Data for the task START
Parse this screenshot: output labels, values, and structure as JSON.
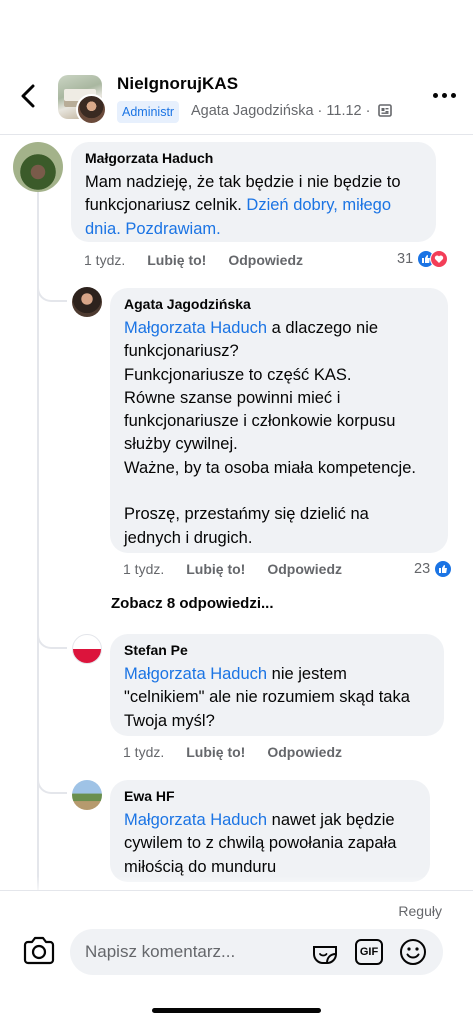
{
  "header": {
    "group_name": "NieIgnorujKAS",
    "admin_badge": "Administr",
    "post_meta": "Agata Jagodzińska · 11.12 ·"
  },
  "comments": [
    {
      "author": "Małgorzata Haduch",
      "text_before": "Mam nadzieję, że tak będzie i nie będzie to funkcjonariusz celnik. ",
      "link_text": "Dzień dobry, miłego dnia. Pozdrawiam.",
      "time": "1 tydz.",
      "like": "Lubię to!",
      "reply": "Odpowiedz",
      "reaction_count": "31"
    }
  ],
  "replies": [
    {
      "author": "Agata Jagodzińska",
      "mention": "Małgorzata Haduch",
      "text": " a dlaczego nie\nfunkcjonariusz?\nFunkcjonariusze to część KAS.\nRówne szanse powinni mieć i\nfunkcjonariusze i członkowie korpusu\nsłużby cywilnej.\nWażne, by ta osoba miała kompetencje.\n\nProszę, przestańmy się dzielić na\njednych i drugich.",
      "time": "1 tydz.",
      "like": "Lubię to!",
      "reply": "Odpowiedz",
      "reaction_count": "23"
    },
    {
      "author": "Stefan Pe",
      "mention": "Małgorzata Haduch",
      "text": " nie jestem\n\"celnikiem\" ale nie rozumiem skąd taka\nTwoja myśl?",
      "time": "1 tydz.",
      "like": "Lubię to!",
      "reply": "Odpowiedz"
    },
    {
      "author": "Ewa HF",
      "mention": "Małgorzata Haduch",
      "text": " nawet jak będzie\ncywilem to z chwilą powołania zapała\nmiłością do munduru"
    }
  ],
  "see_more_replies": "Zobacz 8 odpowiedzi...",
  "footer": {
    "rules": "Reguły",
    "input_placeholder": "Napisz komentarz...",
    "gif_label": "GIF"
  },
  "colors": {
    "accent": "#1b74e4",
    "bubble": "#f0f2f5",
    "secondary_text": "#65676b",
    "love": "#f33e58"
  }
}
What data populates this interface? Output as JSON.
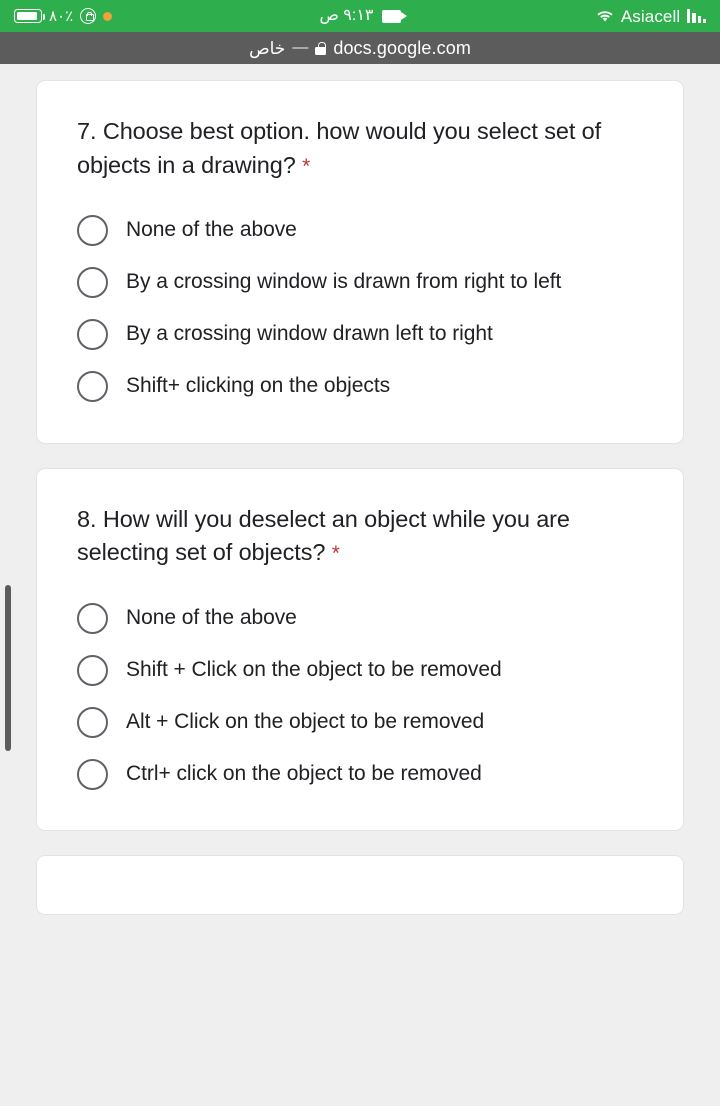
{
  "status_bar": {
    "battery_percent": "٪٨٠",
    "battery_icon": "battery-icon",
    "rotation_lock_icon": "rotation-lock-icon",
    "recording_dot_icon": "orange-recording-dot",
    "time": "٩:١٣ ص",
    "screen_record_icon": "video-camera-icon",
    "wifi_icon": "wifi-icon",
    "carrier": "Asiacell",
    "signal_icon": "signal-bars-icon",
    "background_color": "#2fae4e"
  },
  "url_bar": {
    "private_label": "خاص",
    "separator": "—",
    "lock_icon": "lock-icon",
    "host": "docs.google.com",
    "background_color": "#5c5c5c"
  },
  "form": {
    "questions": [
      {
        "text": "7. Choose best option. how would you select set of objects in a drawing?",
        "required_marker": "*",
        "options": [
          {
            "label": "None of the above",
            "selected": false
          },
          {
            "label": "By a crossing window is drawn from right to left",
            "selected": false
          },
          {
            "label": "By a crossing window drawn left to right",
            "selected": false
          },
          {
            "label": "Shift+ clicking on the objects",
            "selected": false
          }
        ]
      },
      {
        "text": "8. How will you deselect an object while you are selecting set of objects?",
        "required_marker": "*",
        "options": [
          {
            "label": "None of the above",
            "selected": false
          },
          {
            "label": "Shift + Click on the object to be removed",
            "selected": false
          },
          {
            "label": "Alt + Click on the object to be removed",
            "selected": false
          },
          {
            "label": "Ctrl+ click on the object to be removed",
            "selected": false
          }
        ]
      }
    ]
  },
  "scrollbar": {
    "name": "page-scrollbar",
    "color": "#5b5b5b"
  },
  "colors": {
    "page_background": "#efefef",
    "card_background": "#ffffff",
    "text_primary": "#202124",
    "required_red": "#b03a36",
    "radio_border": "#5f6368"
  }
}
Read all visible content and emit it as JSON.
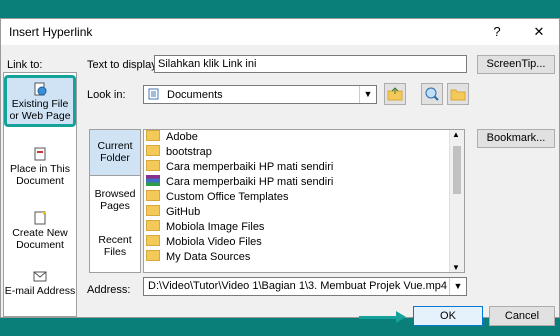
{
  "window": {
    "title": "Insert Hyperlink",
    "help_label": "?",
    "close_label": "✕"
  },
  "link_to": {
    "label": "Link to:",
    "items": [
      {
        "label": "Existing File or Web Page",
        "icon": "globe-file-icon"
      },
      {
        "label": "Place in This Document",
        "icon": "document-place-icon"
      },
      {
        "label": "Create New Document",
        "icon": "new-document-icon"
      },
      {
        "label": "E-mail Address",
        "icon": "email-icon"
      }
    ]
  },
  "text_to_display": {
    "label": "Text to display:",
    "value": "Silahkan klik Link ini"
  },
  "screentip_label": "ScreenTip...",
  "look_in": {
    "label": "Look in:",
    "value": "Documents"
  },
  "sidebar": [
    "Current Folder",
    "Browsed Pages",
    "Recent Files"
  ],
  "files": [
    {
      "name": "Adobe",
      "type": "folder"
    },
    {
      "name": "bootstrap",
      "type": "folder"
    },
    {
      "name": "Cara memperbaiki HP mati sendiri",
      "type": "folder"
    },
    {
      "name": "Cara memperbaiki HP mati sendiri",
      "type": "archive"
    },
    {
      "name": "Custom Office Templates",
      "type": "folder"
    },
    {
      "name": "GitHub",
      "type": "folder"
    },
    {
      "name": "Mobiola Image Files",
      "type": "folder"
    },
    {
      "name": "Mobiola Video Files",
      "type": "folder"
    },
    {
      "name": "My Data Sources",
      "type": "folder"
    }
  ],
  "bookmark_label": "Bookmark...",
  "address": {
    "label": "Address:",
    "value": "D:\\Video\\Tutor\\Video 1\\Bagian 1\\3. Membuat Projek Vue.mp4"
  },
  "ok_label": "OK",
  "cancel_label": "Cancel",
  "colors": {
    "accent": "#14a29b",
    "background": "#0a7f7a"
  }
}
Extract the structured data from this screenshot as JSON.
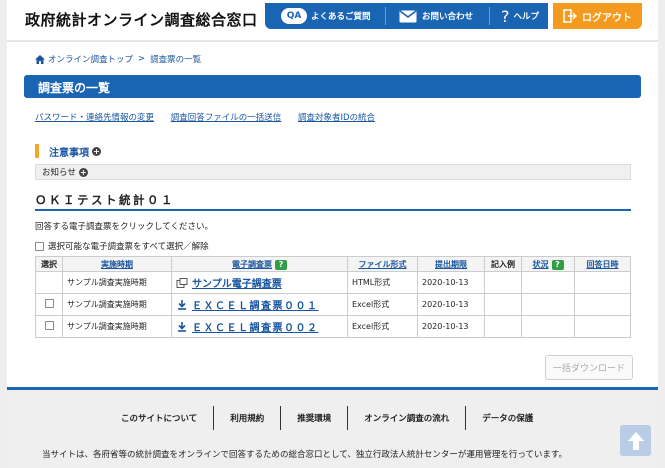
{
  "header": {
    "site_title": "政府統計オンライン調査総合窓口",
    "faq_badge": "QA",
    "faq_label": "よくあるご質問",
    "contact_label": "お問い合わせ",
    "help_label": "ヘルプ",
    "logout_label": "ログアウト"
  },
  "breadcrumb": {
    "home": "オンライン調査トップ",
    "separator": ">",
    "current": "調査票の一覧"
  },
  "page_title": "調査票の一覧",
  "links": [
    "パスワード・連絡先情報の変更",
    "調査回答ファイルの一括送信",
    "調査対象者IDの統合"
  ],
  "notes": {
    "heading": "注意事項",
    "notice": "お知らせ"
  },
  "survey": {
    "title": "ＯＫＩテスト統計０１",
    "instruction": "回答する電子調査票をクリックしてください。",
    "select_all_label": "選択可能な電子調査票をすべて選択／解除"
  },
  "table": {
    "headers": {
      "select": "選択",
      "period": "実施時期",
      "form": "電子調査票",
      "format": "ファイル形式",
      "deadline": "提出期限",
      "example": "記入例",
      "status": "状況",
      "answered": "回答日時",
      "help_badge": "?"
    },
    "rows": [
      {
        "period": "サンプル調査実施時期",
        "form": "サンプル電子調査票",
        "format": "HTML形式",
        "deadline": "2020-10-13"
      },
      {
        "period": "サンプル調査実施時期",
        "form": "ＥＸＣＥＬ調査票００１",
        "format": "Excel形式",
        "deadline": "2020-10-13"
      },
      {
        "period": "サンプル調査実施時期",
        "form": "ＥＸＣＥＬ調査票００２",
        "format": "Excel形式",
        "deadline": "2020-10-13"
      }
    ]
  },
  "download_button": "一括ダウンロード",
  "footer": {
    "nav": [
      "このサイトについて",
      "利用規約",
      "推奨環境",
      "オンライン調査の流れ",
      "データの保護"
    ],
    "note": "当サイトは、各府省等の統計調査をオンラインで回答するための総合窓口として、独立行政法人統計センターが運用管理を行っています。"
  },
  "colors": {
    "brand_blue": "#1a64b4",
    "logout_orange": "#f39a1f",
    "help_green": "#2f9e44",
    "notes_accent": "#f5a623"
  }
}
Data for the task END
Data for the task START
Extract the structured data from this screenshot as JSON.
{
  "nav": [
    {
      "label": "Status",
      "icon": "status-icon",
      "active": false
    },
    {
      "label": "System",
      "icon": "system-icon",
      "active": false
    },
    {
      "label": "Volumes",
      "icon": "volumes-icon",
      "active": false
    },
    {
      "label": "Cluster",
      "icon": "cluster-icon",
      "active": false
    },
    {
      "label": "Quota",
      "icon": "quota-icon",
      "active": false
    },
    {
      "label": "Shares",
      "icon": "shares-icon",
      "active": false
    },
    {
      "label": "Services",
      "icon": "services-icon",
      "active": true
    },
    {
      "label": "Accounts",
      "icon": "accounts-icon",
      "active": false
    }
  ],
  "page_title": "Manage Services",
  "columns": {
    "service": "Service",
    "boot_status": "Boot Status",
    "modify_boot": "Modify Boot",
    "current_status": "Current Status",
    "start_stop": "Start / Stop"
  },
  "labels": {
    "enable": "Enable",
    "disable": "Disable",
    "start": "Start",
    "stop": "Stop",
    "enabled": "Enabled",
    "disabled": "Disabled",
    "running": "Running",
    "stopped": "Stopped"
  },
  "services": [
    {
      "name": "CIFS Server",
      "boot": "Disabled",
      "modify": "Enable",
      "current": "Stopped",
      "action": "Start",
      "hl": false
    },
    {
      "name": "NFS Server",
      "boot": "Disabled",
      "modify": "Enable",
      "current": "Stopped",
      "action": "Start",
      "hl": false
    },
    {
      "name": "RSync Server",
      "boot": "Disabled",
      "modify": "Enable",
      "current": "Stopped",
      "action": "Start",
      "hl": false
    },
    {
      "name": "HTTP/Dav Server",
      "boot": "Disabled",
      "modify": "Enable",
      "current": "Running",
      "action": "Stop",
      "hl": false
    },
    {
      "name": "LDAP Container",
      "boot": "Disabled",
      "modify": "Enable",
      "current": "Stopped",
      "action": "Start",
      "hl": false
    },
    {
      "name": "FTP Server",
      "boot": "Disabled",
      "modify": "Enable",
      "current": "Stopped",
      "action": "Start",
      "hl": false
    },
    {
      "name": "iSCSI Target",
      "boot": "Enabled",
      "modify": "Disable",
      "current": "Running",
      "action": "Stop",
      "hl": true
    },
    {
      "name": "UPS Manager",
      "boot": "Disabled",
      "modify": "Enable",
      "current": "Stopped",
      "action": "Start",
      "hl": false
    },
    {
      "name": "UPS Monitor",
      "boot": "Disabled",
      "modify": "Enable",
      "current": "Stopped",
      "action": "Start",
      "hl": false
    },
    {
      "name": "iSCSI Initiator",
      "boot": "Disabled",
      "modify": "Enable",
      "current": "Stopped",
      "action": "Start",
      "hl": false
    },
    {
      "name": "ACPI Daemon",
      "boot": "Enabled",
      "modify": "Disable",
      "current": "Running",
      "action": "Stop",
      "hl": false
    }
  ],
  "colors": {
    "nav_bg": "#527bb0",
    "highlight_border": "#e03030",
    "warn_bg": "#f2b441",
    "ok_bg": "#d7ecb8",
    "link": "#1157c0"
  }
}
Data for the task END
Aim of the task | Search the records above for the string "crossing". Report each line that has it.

Output of the exercise |
            "label": "By a crossing window is drawn from right to left",
            "label": "By a crossing window drawn left to right",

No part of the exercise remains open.